About this task => Here, the job is to give back every entry below unchanged, omitting pictures.

Information supplied =>

-- -- --

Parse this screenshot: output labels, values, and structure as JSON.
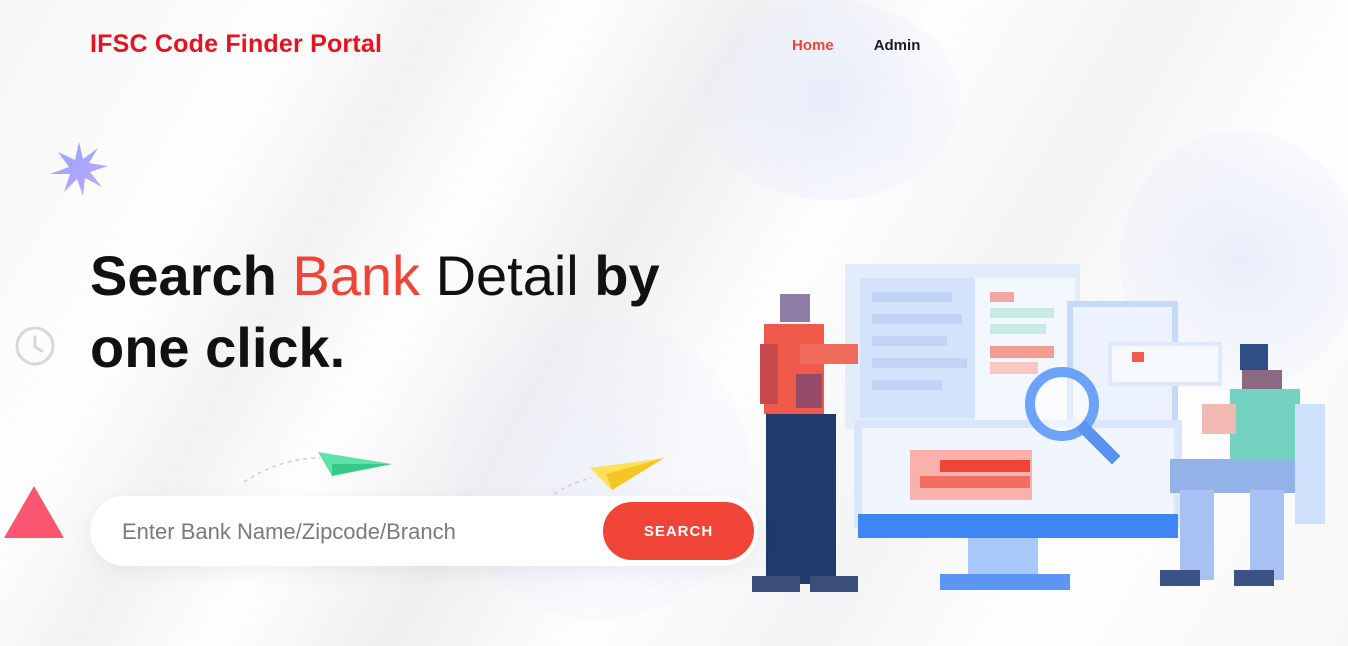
{
  "header": {
    "brand": "IFSC Code Finder Portal",
    "nav": [
      {
        "label": "Home",
        "active": true
      },
      {
        "label": "Admin",
        "active": false
      }
    ]
  },
  "hero": {
    "title_part1": "Search",
    "title_accent": "Bank",
    "title_part2": "Detail",
    "title_part3": "by",
    "title_line2": "one click."
  },
  "search": {
    "placeholder": "Enter Bank Name/Zipcode/Branch",
    "value": "",
    "button_label": "SEARCH"
  },
  "colors": {
    "brand": "#e5121f",
    "accent": "#ef4436",
    "text": "#111111"
  },
  "icons": {
    "star": "starburst-icon",
    "clock": "clock-icon",
    "triangle": "triangle-icon",
    "plane_green": "paper-plane-icon",
    "plane_yellow": "paper-plane-icon"
  }
}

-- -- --

Task output =>
Parse this screenshot: output labels, values, and structure as JSON.
{
  "header": {
    "brand": "IFSC Code Finder Portal",
    "nav": [
      {
        "label": "Home",
        "active": true
      },
      {
        "label": "Admin",
        "active": false
      }
    ]
  },
  "hero": {
    "title_part1": "Search",
    "title_accent": "Bank",
    "title_part2": "Detail",
    "title_part3": "by",
    "title_line2": "one click."
  },
  "search": {
    "placeholder": "Enter Bank Name/Zipcode/Branch",
    "value": "",
    "button_label": "SEARCH"
  },
  "colors": {
    "brand": "#e5121f",
    "accent": "#ef4436",
    "text": "#111111"
  },
  "icons": {
    "star": "starburst-icon",
    "clock": "clock-icon",
    "triangle": "triangle-icon",
    "plane_green": "paper-plane-icon",
    "plane_yellow": "paper-plane-icon"
  }
}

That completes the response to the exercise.